## Provided records

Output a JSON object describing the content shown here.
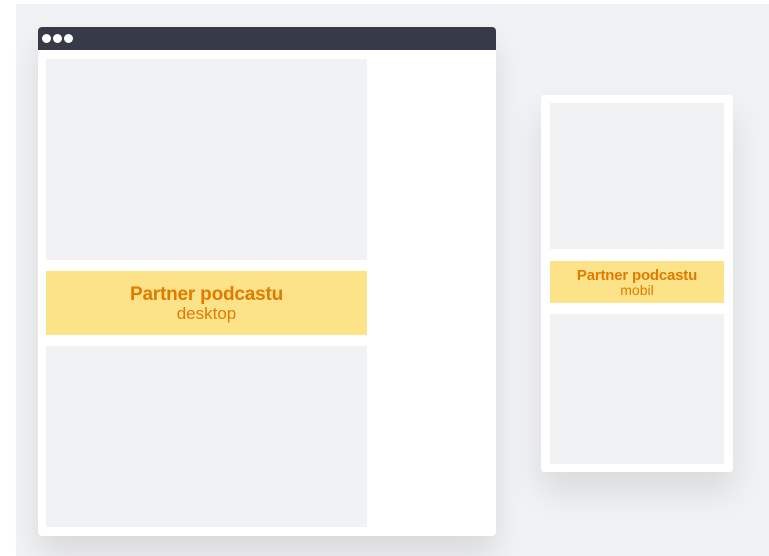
{
  "colors": {
    "background": "#f1f2f4",
    "frame": "#ffffff",
    "titlebar": "#363b47",
    "placeholder": "#f1f2f4",
    "banner_fill": "#fce389",
    "banner_text": "#e07b00"
  },
  "desktop": {
    "banner": {
      "title": "Partner podcastu",
      "subtitle": "desktop"
    }
  },
  "mobile": {
    "banner": {
      "title": "Partner podcastu",
      "subtitle": "mobil"
    }
  }
}
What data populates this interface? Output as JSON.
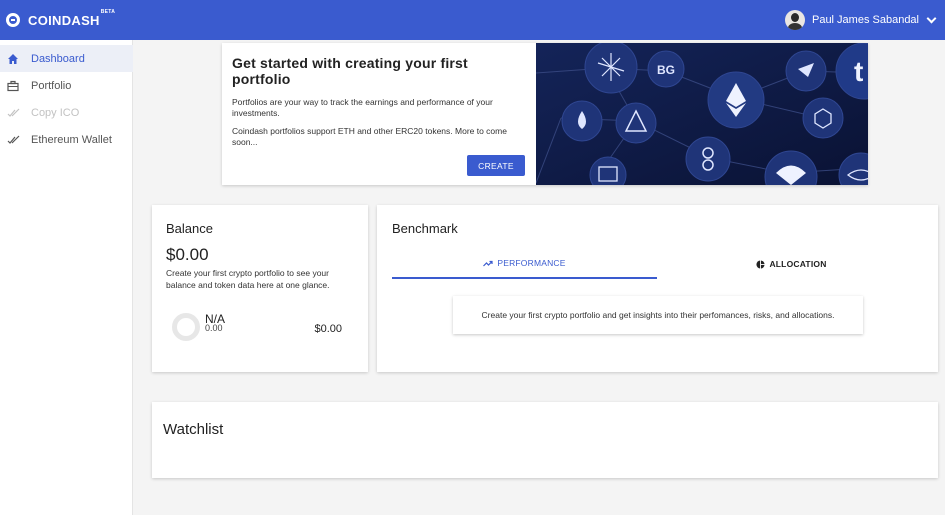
{
  "app": {
    "brand": "COINDASH",
    "beta": "BETA"
  },
  "user": {
    "name": "Paul James Sabandal"
  },
  "sidebar": {
    "items": [
      {
        "label": "Dashboard",
        "icon": "home-icon",
        "state": "active"
      },
      {
        "label": "Portfolio",
        "icon": "briefcase-icon",
        "state": "normal"
      },
      {
        "label": "Copy ICO",
        "icon": "check-double-icon",
        "state": "disabled"
      },
      {
        "label": "Ethereum Wallet",
        "icon": "check-double-icon",
        "state": "normal"
      }
    ]
  },
  "hero": {
    "title": "Get started with creating your first portfolio",
    "p1": "Portfolios are your way to track the earnings and performance of your investments.",
    "p2": "Coindash portfolios support ETH and other ERC20 tokens. More to come soon...",
    "button": "CREATE"
  },
  "balance": {
    "title": "Balance",
    "value": "$0.00",
    "desc": "Create your first crypto portfolio to see your balance and token data here at one glance.",
    "token_label": "N/A",
    "token_value": "0.00",
    "token_amount": "$0.00"
  },
  "benchmark": {
    "title": "Benchmark",
    "tabs": [
      {
        "label": "PERFORMANCE",
        "icon": "trending-up-icon",
        "state": "active"
      },
      {
        "label": "ALLOCATION",
        "icon": "pie-chart-icon",
        "state": "inactive"
      }
    ],
    "message": "Create your first crypto portfolio and get insights into their perfomances, risks, and allocations."
  },
  "watchlist": {
    "title": "Watchlist"
  },
  "colors": {
    "primary": "#3a5bcf",
    "hero_art_bg": "#0e1a44"
  }
}
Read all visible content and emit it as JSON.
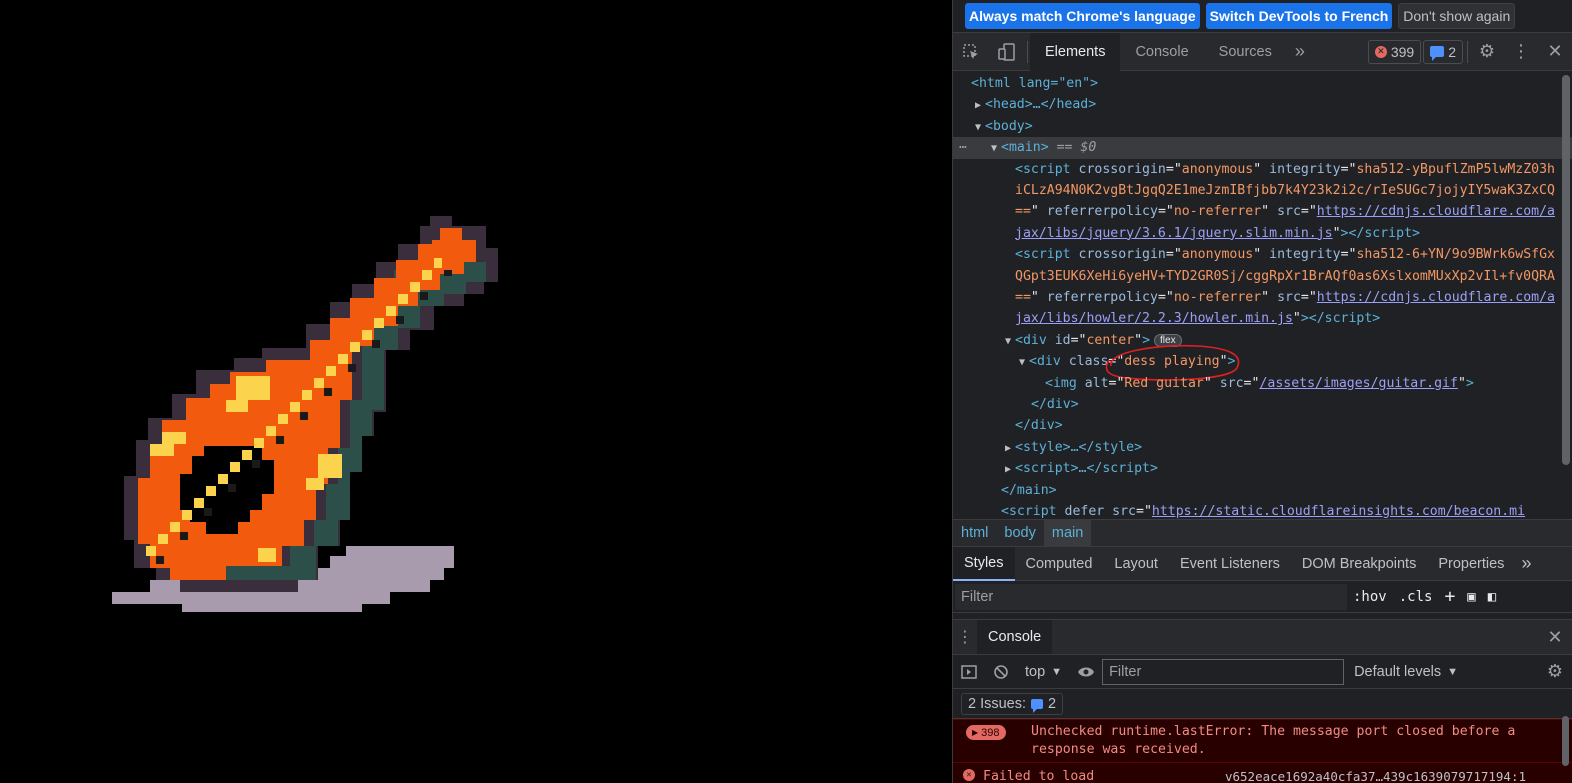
{
  "page": {
    "image_alt": "Red guitar",
    "colors": {
      "background": "#000000",
      "body": "#f25a0d",
      "accent": "#fcd34d",
      "outline": "#3a2e3c",
      "shadow": "#a89bad",
      "neck_side": "#2d4f4a"
    }
  },
  "infobar": {
    "match_language": "Always match Chrome's language",
    "switch_language": "Switch DevTools to French",
    "dont_show": "Don't show again"
  },
  "toolbar": {
    "tabs": [
      "Elements",
      "Console",
      "Sources"
    ],
    "more_tabs": "»",
    "error_count": "399",
    "issue_count": "2"
  },
  "dom": {
    "html_open": "<html lang=\"en\">",
    "head": "<head>…</head>",
    "body_open": "<body>",
    "main_open": "<main>",
    "main_suffix": "== $0",
    "script1": {
      "crossorigin": "anonymous",
      "integrity": "sha512-yBpuflZmP5lwMzZ03hiCLzA94N0K2vgBtJgqQ2E1meJzmIBfjbb7k4Y23k2i2c/rIeSUGc7jojyIY5waK3ZxCQ==",
      "referrerpolicy": "no-referrer",
      "src": "https://cdnjs.cloudflare.com/ajax/libs/jquery/3.6.1/jquery.slim.min.js"
    },
    "script2": {
      "crossorigin": "anonymous",
      "integrity": "sha512-6+YN/9o9BWrk6wSfGxQGpt3EUK6XeHi6yeHV+TYD2GR0Sj/cggRpXr1BrAQf0as6XslxomMUxXp2vIl+fv0QRA==",
      "referrerpolicy": "no-referrer",
      "src": "https://cdnjs.cloudflare.com/ajax/libs/howler/2.2.3/howler.min.js"
    },
    "div_center_id": "center",
    "flex_badge": "flex",
    "div_dess_class": "dess playing",
    "img_alt": "Red guitar",
    "img_src": "/assets/images/guitar.gif",
    "beacon_src": "https://static.cloudflareinsights.com/beacon.mi"
  },
  "breadcrumbs": [
    "html",
    "body",
    "main"
  ],
  "styles_tabs": [
    "Styles",
    "Computed",
    "Layout",
    "Event Listeners",
    "DOM Breakpoints",
    "Properties"
  ],
  "styles_filter": {
    "placeholder": "Filter",
    "hov": ":hov",
    "cls": ".cls"
  },
  "drawer": {
    "tab": "Console",
    "context": "top",
    "filter_placeholder": "Filter",
    "levels": "Default levels",
    "issues_label": "2 Issues:",
    "issues_count": "2"
  },
  "console_messages": [
    {
      "count": "398",
      "text": "Unchecked runtime.lastError: The message port closed before a response was received."
    },
    {
      "text": "Failed to load",
      "source": "v652eace1692a40cfa37…439c1639079717194:1"
    }
  ]
}
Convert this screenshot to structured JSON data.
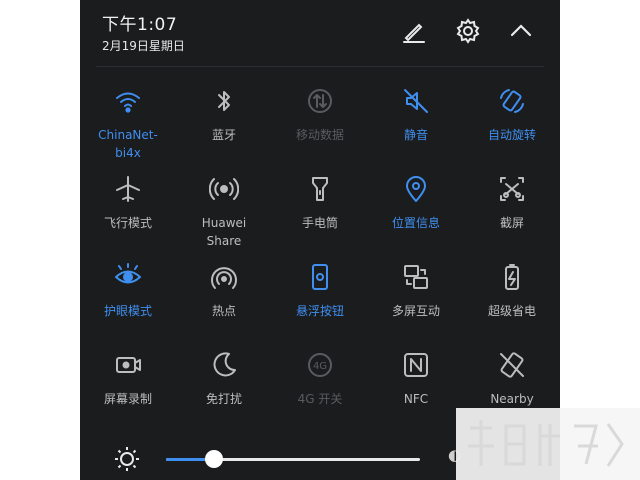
{
  "status": {
    "time": "下午1:07",
    "date": "2月19日星期日"
  },
  "header_icons": [
    "edit-icon",
    "settings-icon",
    "collapse-icon"
  ],
  "colors": {
    "accent": "#3f8ff0",
    "panel": "#1b1c1e",
    "inactive": "#bdbdbd",
    "disabled": "#5a5b5e"
  },
  "toggles": [
    {
      "label": "ChinaNet-\nbi4x",
      "icon": "wifi-icon",
      "state": "on"
    },
    {
      "label": "蓝牙",
      "icon": "bluetooth-icon",
      "state": "off"
    },
    {
      "label": "移动数据",
      "icon": "mobile-data-icon",
      "state": "disabled"
    },
    {
      "label": "静音",
      "icon": "mute-icon",
      "state": "on"
    },
    {
      "label": "自动旋转",
      "icon": "auto-rotate-icon",
      "state": "on"
    },
    {
      "label": "飞行模式",
      "icon": "airplane-icon",
      "state": "off"
    },
    {
      "label": "Huawei\nShare",
      "icon": "huawei-share-icon",
      "state": "off"
    },
    {
      "label": "手电筒",
      "icon": "flashlight-icon",
      "state": "off"
    },
    {
      "label": "位置信息",
      "icon": "location-icon",
      "state": "on"
    },
    {
      "label": "截屏",
      "icon": "screenshot-icon",
      "state": "off"
    },
    {
      "label": "护眼模式",
      "icon": "eye-comfort-icon",
      "state": "on"
    },
    {
      "label": "热点",
      "icon": "hotspot-icon",
      "state": "off"
    },
    {
      "label": "悬浮按钮",
      "icon": "floating-button-icon",
      "state": "on"
    },
    {
      "label": "多屏互动",
      "icon": "multi-screen-icon",
      "state": "off"
    },
    {
      "label": "超级省电",
      "icon": "battery-saver-icon",
      "state": "off"
    },
    {
      "label": "屏幕录制",
      "icon": "screen-record-icon",
      "state": "off"
    },
    {
      "label": "免打扰",
      "icon": "do-not-disturb-icon",
      "state": "off"
    },
    {
      "label": "4G 开关",
      "icon": "4g-icon",
      "state": "disabled"
    },
    {
      "label": "NFC",
      "icon": "nfc-icon",
      "state": "off"
    },
    {
      "label": "Nearby",
      "icon": "nearby-icon",
      "state": "off"
    }
  ],
  "brightness": {
    "level": 0.19,
    "icon": "brightness-icon"
  }
}
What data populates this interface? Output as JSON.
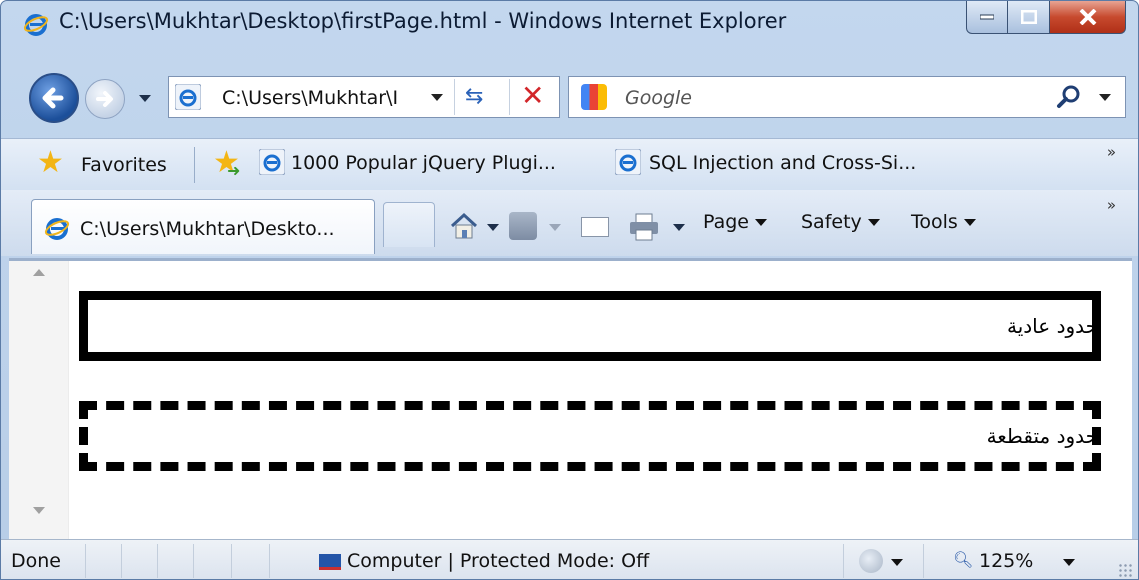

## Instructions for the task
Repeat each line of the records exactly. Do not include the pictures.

## Exercise answer
Output a JSON object describing the content shown here.
{
  "colors": {
    "background": "#f1f2f4",
    "frame": "#ffffff",
    "titlebar": "#363b47",
    "placeholder": "#f1f2f4",
    "banner_fill": "#fce389",
    "banner_text": "#e07b00"
  },
  "desktop": {
    "banner": {
      "title": "Partner podcastu",
      "subtitle": "desktop"
    }
  },
  "mobile": {
    "banner": {
      "title": "Partner podcastu",
      "subtitle": "mobil"
    }
  }
}
What data populates this interface? Output as JSON.
{
  "app": {
    "brand": "COINDASH",
    "beta": "BETA"
  },
  "user": {
    "name": "Paul James Sabandal"
  },
  "sidebar": {
    "items": [
      {
        "label": "Dashboard",
        "icon": "home-icon",
        "state": "active"
      },
      {
        "label": "Portfolio",
        "icon": "briefcase-icon",
        "state": "normal"
      },
      {
        "label": "Copy ICO",
        "icon": "check-double-icon",
        "state": "disabled"
      },
      {
        "label": "Ethereum Wallet",
        "icon": "check-double-icon",
        "state": "normal"
      }
    ]
  },
  "hero": {
    "title": "Get started with creating your first portfolio",
    "p1": "Portfolios are your way to track the earnings and performance of your investments.",
    "p2": "Coindash portfolios support ETH and other ERC20 tokens. More to come soon...",
    "button": "CREATE"
  },
  "balance": {
    "title": "Balance",
    "value": "$0.00",
    "desc": "Create your first crypto portfolio to see your balance and token data here at one glance.",
    "token_label": "N/A",
    "token_value": "0.00",
    "token_amount": "$0.00"
  },
  "benchmark": {
    "title": "Benchmark",
    "tabs": [
      {
        "label": "PERFORMANCE",
        "icon": "trending-up-icon",
        "state": "active"
      },
      {
        "label": "ALLOCATION",
        "icon": "pie-chart-icon",
        "state": "inactive"
      }
    ],
    "message": "Create your first crypto portfolio and get insights into their perfomances, risks, and allocations."
  },
  "watchlist": {
    "title": "Watchlist"
  },
  "colors": {
    "primary": "#3a5bcf",
    "hero_art_bg": "#0e1a44"
  }
}
Read all visible content and emit it as JSON.
{
  "page": {
    "image_alt": "Red guitar",
    "colors": {
      "background": "#000000",
      "body": "#f25a0d",
      "accent": "#fcd34d",
      "outline": "#3a2e3c",
      "shadow": "#a89bad",
      "neck_side": "#2d4f4a"
    }
  },
  "infobar": {
    "match_language": "Always match Chrome's language",
    "switch_language": "Switch DevTools to French",
    "dont_show": "Don't show again"
  },
  "toolbar": {
    "tabs": [
      "Elements",
      "Console",
      "Sources"
    ],
    "more_tabs": "»",
    "error_count": "399",
    "issue_count": "2"
  },
  "dom": {
    "html_open": "<html lang=\"en\">",
    "head": "<head>…</head>",
    "body_open": "<body>",
    "main_open": "<main>",
    "main_suffix": "== $0",
    "script1": {
      "crossorigin": "anonymous",
      "integrity": "sha512-yBpuflZmP5lwMzZ03hiCLzA94N0K2vgBtJgqQ2E1meJzmIBfjbb7k4Y23k2i2c/rIeSUGc7jojyIY5waK3ZxCQ==",
      "referrerpolicy": "no-referrer",
      "src": "https://cdnjs.cloudflare.com/ajax/libs/jquery/3.6.1/jquery.slim.min.js"
    },
    "script2": {
      "crossorigin": "anonymous",
      "integrity": "sha512-6+YN/9o9BWrk6wSfGxQGpt3EUK6XeHi6yeHV+TYD2GR0Sj/cggRpXr1BrAQf0as6XslxomMUxXp2vIl+fv0QRA==",
      "referrerpolicy": "no-referrer",
      "src": "https://cdnjs.cloudflare.com/ajax/libs/howler/2.2.3/howler.min.js"
    },
    "div_center_id": "center",
    "flex_badge": "flex",
    "div_dess_class": "dess playing",
    "img_alt": "Red guitar",
    "img_src": "/assets/images/guitar.gif",
    "beacon_src": "https://static.cloudflareinsights.com/beacon.mi"
  },
  "breadcrumbs": [
    "html",
    "body",
    "main"
  ],
  "styles_tabs": [
    "Styles",
    "Computed",
    "Layout",
    "Event Listeners",
    "DOM Breakpoints",
    "Properties"
  ],
  "styles_filter": {
    "placeholder": "Filter",
    "hov": ":hov",
    "cls": ".cls"
  },
  "drawer": {
    "tab": "Console",
    "context": "top",
    "filter_placeholder": "Filter",
    "levels": "Default levels",
    "issues_label": "2 Issues:",
    "issues_count": "2"
  },
  "console_messages": [
    {
      "count": "398",
      "text": "Unchecked runtime.lastError: The message port closed before a response was received."
    },
    {
      "text": "Failed to load",
      "source": "v652eace1692a40cfa37…439c1639079717194:1"
    }
  ]
}
Convert this screenshot to structured JSON data.
{
  "status": {
    "time": "下午1:07",
    "date": "2月19日星期日"
  },
  "header_icons": [
    "edit-icon",
    "settings-icon",
    "collapse-icon"
  ],
  "colors": {
    "accent": "#3f8ff0",
    "panel": "#1b1c1e",
    "inactive": "#bdbdbd",
    "disabled": "#5a5b5e"
  },
  "toggles": [
    {
      "label": "ChinaNet-\nbi4x",
      "icon": "wifi-icon",
      "state": "on"
    },
    {
      "label": "蓝牙",
      "icon": "bluetooth-icon",
      "state": "off"
    },
    {
      "label": "移动数据",
      "icon": "mobile-data-icon",
      "state": "disabled"
    },
    {
      "label": "静音",
      "icon": "mute-icon",
      "state": "on"
    },
    {
      "label": "自动旋转",
      "icon": "auto-rotate-icon",
      "state": "on"
    },
    {
      "label": "飞行模式",
      "icon": "airplane-icon",
      "state": "off"
    },
    {
      "label": "Huawei\nShare",
      "icon": "huawei-share-icon",
      "state": "off"
    },
    {
      "label": "手电筒",
      "icon": "flashlight-icon",
      "state": "off"
    },
    {
      "label": "位置信息",
      "icon": "location-icon",
      "state": "on"
    },
    {
      "label": "截屏",
      "icon": "screenshot-icon",
      "state": "off"
    },
    {
      "label": "护眼模式",
      "icon": "eye-comfort-icon",
      "state": "on"
    },
    {
      "label": "热点",
      "icon": "hotspot-icon",
      "state": "off"
    },
    {
      "label": "悬浮按钮",
      "icon": "floating-button-icon",
      "state": "on"
    },
    {
      "label": "多屏互动",
      "icon": "multi-screen-icon",
      "state": "off"
    },
    {
      "label": "超级省电",
      "icon": "battery-saver-icon",
      "state": "off"
    },
    {
      "label": "屏幕录制",
      "icon": "screen-record-icon",
      "state": "off"
    },
    {
      "label": "免打扰",
      "icon": "do-not-disturb-icon",
      "state": "off"
    },
    {
      "label": "4G 开关",
      "icon": "4g-icon",
      "state": "disabled"
    },
    {
      "label": "NFC",
      "icon": "nfc-icon",
      "state": "off"
    },
    {
      "label": "Nearby",
      "icon": "nearby-icon",
      "state": "off"
    }
  ],
  "brightness": {
    "level": 0.19,
    "icon": "brightness-icon"
  }
}
What data populates this interface? Output as JSON.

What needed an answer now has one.